The lecture gave a legal analysis of the case against the Jesuit martyr St Edmund Campion to comment on state oppression and religious freedom in England in the late sixteenth century, and how this resonated down the centuries.
The British values and identity narrative we hear so strongly today is one of a tradition of tolerance. So it was most interesting to learn that Elizabethan/Jacobean England was the most intolerant state in Europe: more Catholics were judicially murdered here than anywhere else. Catholics in the Protestant states of Germany and the Dutch Republic had freedom of conscience and worship. Protestants in Catholic France, Poland and even in Spain ran fewer risks than did Catholics in England. This was much commented on in Europe at the time of Campion’s trial.
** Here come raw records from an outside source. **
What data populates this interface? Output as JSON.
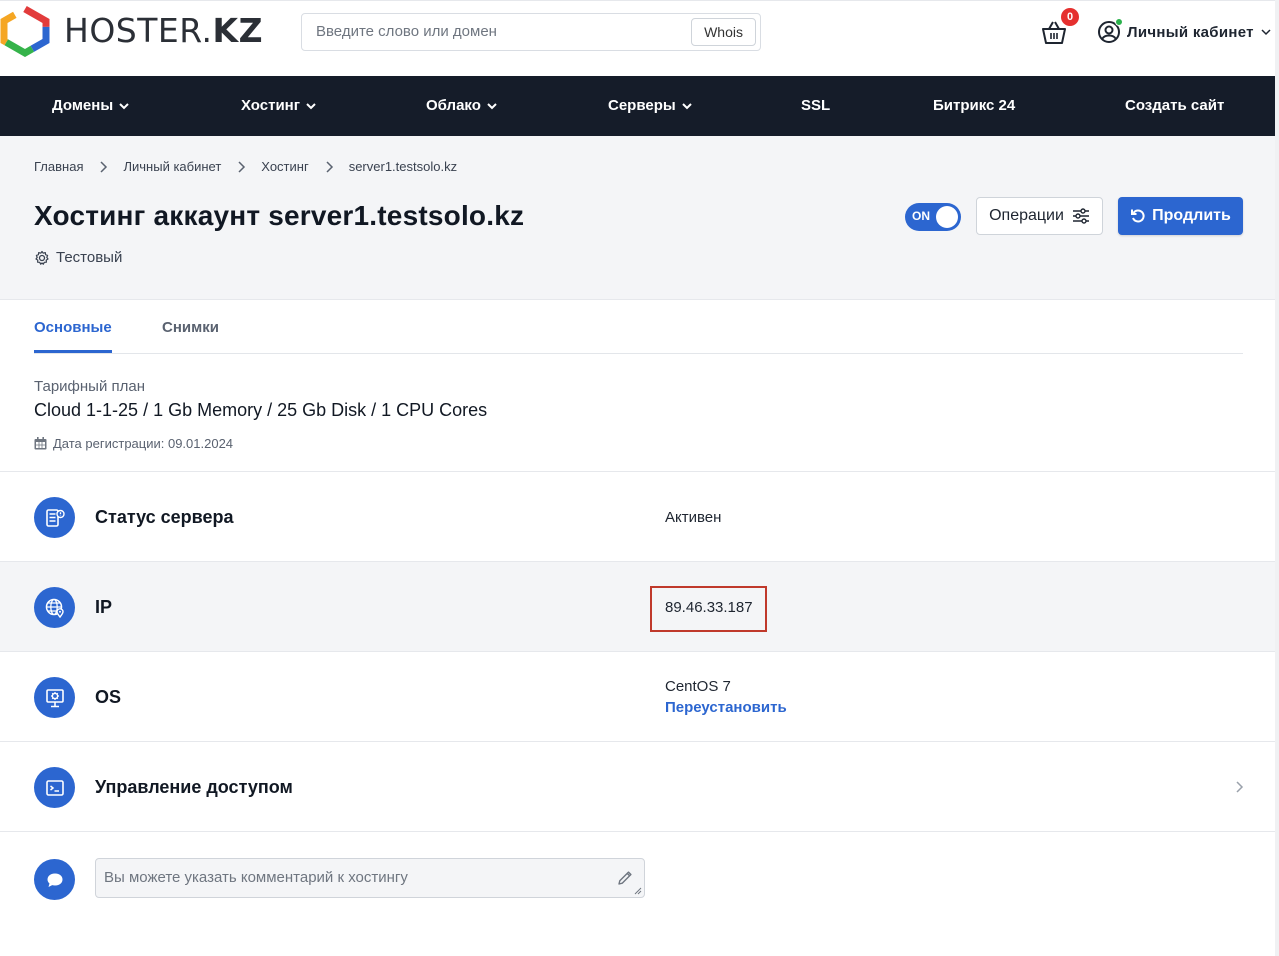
{
  "header": {
    "logo_text_light": "HOSTER.",
    "logo_text_bold": "KZ",
    "search_placeholder": "Введите слово или домен",
    "whois_label": "Whois",
    "cart_count": "0",
    "account_label": "Личный кабинет"
  },
  "nav": {
    "items": [
      {
        "label": "Домены",
        "has_dropdown": true
      },
      {
        "label": "Хостинг",
        "has_dropdown": true
      },
      {
        "label": "Облако",
        "has_dropdown": true
      },
      {
        "label": "Серверы",
        "has_dropdown": true
      },
      {
        "label": "SSL",
        "has_dropdown": false
      },
      {
        "label": "Битрикс 24",
        "has_dropdown": false
      },
      {
        "label": "Создать сайт",
        "has_dropdown": false
      }
    ]
  },
  "breadcrumb": [
    "Главная",
    "Личный кабинет",
    "Хостинг",
    "server1.testsolo.kz"
  ],
  "page": {
    "title": "Хостинг аккаунт server1.testsolo.kz",
    "tag": "Тестовый",
    "toggle_label": "ON",
    "toggle_state": true,
    "operations_label": "Операции",
    "renew_label": "Продлить"
  },
  "tabs": [
    {
      "label": "Основные",
      "active": true
    },
    {
      "label": "Снимки",
      "active": false
    }
  ],
  "plan": {
    "label": "Тарифный план",
    "value": "Cloud 1-1-25 / 1 Gb Memory / 25 Gb Disk / 1 CPU Cores",
    "reg_date": "Дата регистрации: 09.01.2024"
  },
  "rows": {
    "status": {
      "label": "Статус сервера",
      "value": "Активен",
      "icon": "server-status-icon"
    },
    "ip": {
      "label": "IP",
      "value": "89.46.33.187",
      "icon": "globe-location-icon"
    },
    "os": {
      "label": "OS",
      "value": "CentOS 7",
      "action": "Переустановить",
      "icon": "monitor-gear-icon"
    },
    "access": {
      "label": "Управление доступом",
      "icon": "terminal-icon"
    }
  },
  "comment": {
    "placeholder": "Вы можете указать комментарий к хостингу"
  },
  "colors": {
    "nav_bg": "#151c29",
    "accent": "#2c66d0",
    "badge": "#e5302f",
    "highlight_box": "#c0392b",
    "muted_bg": "#f4f5f7"
  }
}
Campion was accused under the Treason Act of 1350. Elizabeth wanted to be seen as a tolerant monarch who could encourage freedom of expression. England was at that time sending military support to the Dutch Protestants in their struggle against their Spanish overlords, in order to uphold their rights to freedom from oppression.
Sir Michael explained that there was no evidence presented at the trial to demonstrate Campion’s guilt under the Treason Act. He admitted breaking the law by saying Mass but this was not a crime under the Treason Act. On his return to England in 1580 as an ordained Catholic priest Campion had issued a public statement (known as the Bragge) addressed to the Queen’s Council declaring his loyalty to the Queen alongside an appeal for the right to debate the merits of the true faith.
In his presentations to the court Campion claimed four specific natural rights which go back to Magna Carta:
· The right to a fair trial (Campion was tried by a jury but it was biased against him)
· The right not to be tortured (Campion was illegally tortured for three days)
· The right not to incriminate himself (i.e. to remain silent)
· The right to freedom of expression.
This presentation is important because it demonstrates how Elizabethan courts were denying prisoners their rights under English law: this is not applying a standard of rights in our era, but in Campion's own. The presentation is timely because England is celebrating the 800th anniversary of the Magna Carta. See for example this page at the British Library.
St. Thomas More also cited the Magna Carta at his trial in 1535, arguing that Parliament's law making Henry VIII the Supreme Head and Governor and other laws restricting the rights of the clergy to appeal to Rome (The Act in Restraint of Appeals for example), violated its primary purpose: defense of the Church. As this website notes:
FIRST, THAT WE HAVE GRANTED TO GOD, and by this present charter have confirmed for us and our heirs in perpetuity, that the English Church shall be free, and shall have its rights undiminished, and its liberties unimpaired.